The oil markets are in decline today on the heels of a Saudi decision to provide additional crude volume. The move comes as divisions within OPEC intensify (for reasons we discussed in "What Iran's Oil ‘Musical Chairs' Could Mean for the Region," June 3). There is still no indication how much additional Saudi oil will be flowing, but the prospect alone was enough to move the market price down more than 2.5% in New York and 1% in London.
The question now is whether the decision in Riyadh – and the extra volume – will be enough to bring balance to the market and subdue existing pressures that are pushing the oil price higher.
In a word, no. The respite will, in fact, provide two contrary results.
Result 1: Sets a Price Ceiling (But Only Short Term)
The first is a short-term price ceiling in major price hikes. This is absent, of course, developments from other quarters – inventory constrictions, the lowering value of the dollar, continuing increases in global demand, and geopolitical developments, among others.
And anyway, it is not going to hold very long. That's because the actual amount of crude Saudi Aramco can bring to the market for a protracted period of time is now suspect. Aramco itself is currently providing somewhere around nine million barrels per day, and it has a cap at about 12.5 million barrels.
Okay, so they have plenty to spare, right? Well, not exactly. Worldwide demand is advancing much more quickly than even OPEC has estimated. They have been forced to raise demand estimates significantly, a matter I have addressed on several occasions. (See "Can the Saudis Deliver the Oil the World Needs?" February 25, and "OPEC's New President: Watch Out, It's Coming," September 20, 2010.)
OPEC does not set prices, as such. The cartel first determines international demand.
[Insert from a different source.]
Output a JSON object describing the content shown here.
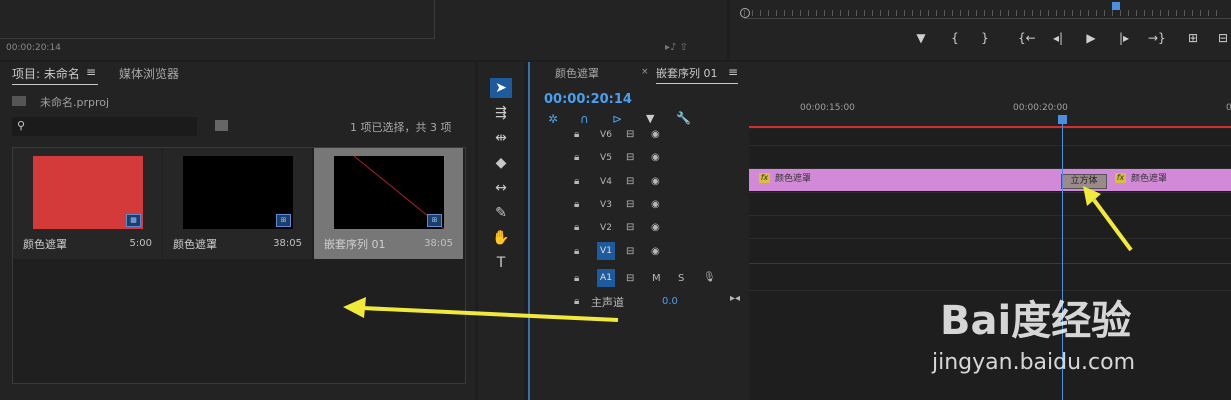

Then it subtracts non-OPEC production, resulting in what is referred to as "the call on OPEC." Once that figure is reached, it then assigns monthly production quotas to its member countries.
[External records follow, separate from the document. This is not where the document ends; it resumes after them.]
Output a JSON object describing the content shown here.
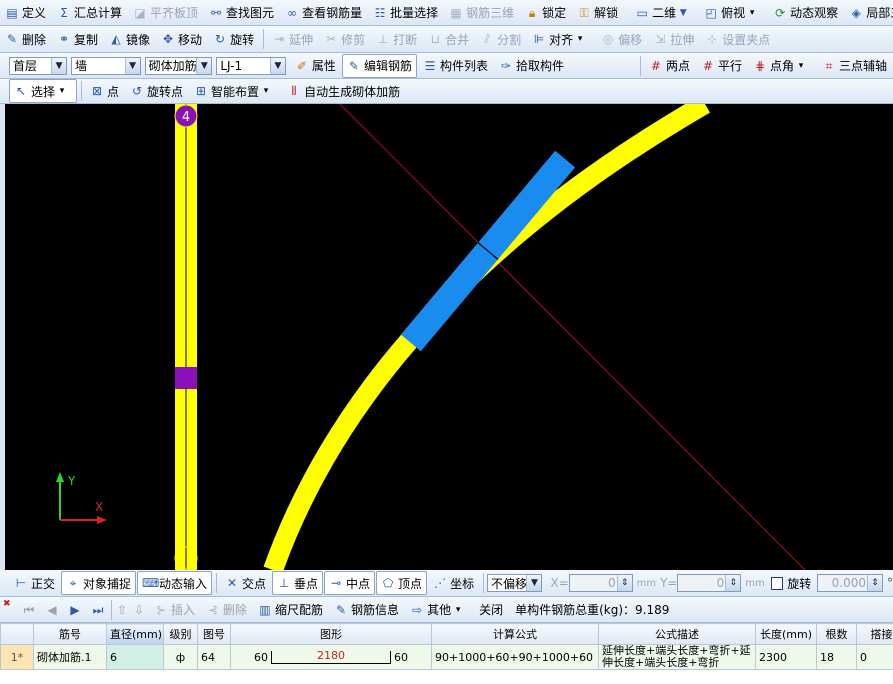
{
  "menu": {
    "define": "定义",
    "sum_calc": "汇总计算",
    "flat_slab": "平齐板顶",
    "find_element": "查找图元",
    "view_rebar_qty": "查看钢筋量",
    "batch_select": "批量选择",
    "rebar_3d": "钢筋三维",
    "lock": "锁定",
    "unlock": "解锁",
    "view_mode": "二维",
    "top_view": "俯视",
    "dynamic_observe": "动态观察",
    "partial": "局部三"
  },
  "edit": {
    "delete": "删除",
    "copy": "复制",
    "mirror": "镜像",
    "move": "移动",
    "rotate": "旋转",
    "extend": "延伸",
    "trim": "修剪",
    "break": "打断",
    "merge": "合并",
    "split": "分割",
    "align": "对齐",
    "offset": "偏移",
    "stretch": "拉伸",
    "set_grip": "设置夹点"
  },
  "props": {
    "floor": "首层",
    "category": "墙",
    "type": "砌体加筋",
    "name": "LJ-1",
    "attributes": "属性",
    "edit_rebar": "编辑钢筋",
    "component_list": "构件列表",
    "pick_component": "拾取构件",
    "two_points": "两点",
    "parallel": "平行",
    "point_angle": "点角",
    "three_point_aux": "三点辅轴"
  },
  "draw": {
    "select": "选择",
    "point": "点",
    "rotate_point": "旋转点",
    "smart_layout": "智能布置",
    "auto_generate": "自动生成砌体加筋"
  },
  "canvas": {
    "axis_label": "4",
    "y_label": "Y",
    "x_label": "X"
  },
  "snap": {
    "ortho": "正交",
    "object_snap": "对象捕捉",
    "dynamic_input": "动态输入",
    "intersection": "交点",
    "perpendicular": "垂点",
    "midpoint": "中点",
    "vertex": "顶点",
    "coordinate": "坐标",
    "offset_mode": "不偏移",
    "x_label": "X=",
    "x_value": "0",
    "y_label": "Y=",
    "y_value": "0",
    "unit": "mm",
    "rotate": "旋转",
    "rotate_value": "0.000",
    "degree": "°"
  },
  "rebar_toolbar": {
    "insert": "插入",
    "delete": "删除",
    "scale_rebar": "缩尺配筋",
    "rebar_info": "钢筋信息",
    "other": "其他",
    "close": "关闭",
    "total_weight_label": "单构件钢筋总重(kg)：9.189"
  },
  "table": {
    "headers": [
      "筋号",
      "直径(mm)",
      "级别",
      "图号",
      "图形",
      "计算公式",
      "公式描述",
      "长度(mm)",
      "根数",
      "搭接"
    ],
    "rows": [
      {
        "index": "1*",
        "name": "砌体加筋.1",
        "diameter": "6",
        "grade": "ф",
        "figure_no": "64",
        "shape_left": "60",
        "shape_mid": "2180",
        "shape_right": "60",
        "formula": "90+1000+60+90+1000+60",
        "description": "延伸长度+端头长度+弯折+延伸长度+端头长度+弯折",
        "length": "2300",
        "count": "18",
        "lap": "0"
      }
    ]
  },
  "colors": {
    "canvas_bg": "#000000",
    "wall": "#ffff00",
    "rebar_element": "#1a8cf0",
    "column_marker": "#8a10b8",
    "axis_line": "#b01010"
  }
}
Now, there are a number of factors that collide in determining the price. And these days, they are accentuated by exceptional trading volatility that distorts the process even further. All of this adds to instability.
But when it comes to Saudi's action today, the ability to offset rising global demand become paramount. Indications are that we will reach a demand figure of more than 89 million barrels a day by the end of the year, with projections putting the total at 92 million or more by 2015. That will essentially dry up the entire Saudi surplus – assuming that oil flow is even sustainable at full throttle (a matter under debate among oil analysts).
Oil traders, of course, will hardly wait that long. Well before the market reaches that point, the price will be rising in anticipation.
In a "normal" market – and we have not seen one of those in some time – traders will peg price to the cost of the next available barrel. However, in an unstable market, the price is tied to the most expensive next available barrel. And that guarantees rising futures … with or without Saudi additional volume.
Result 2: Brings the "Asian Premium" Back
To offset what it sees as a need to provide energy to stimulate the ongoing Western economic malaise, this action is going to shortchange other regions. Traders are now anticipating a rebalancing of Saudi exports to Europe and, to a lesser extent, the U.S., requiring a cut in exports rates to Asia. This will reintroduce the "Asian premium" – an additional cost paid by Asian end-users in importing Saudi crude.
That premium had been lessening of late, as prospects for additional Russian crude deliveries through the East Siberia-Pacific Ocean pipeline brought competition to Saudi exports from a better grade of crude. Now it's coming back, and bringing a certain amount of economic consequence with it.
Asian markets themselves have dealt with this pricing imbalance before and will weather it this time around. Yet it will still have an effect on measuring productivity levels in the most rapidly expanding part of the globe.
As for the West, additional Saudi crude will have some impact, but only marginal, in arresting further pricing acceleration.
Several Saudi officials have also said they would prefer a pricing range of between $70 and $80 a barrel. The rest of OPEC will not accept that, of course, and that means Saudi Arabia will need to move maximum production to reach its own suppressed price target.
Even if that were to be successful, the needle would rise. Because lowering prices always increases usage. And the very further increase in global demand beyond current estimates is one result the Saudis find disconcerting. It dries up the surplus they can bring to market even faster.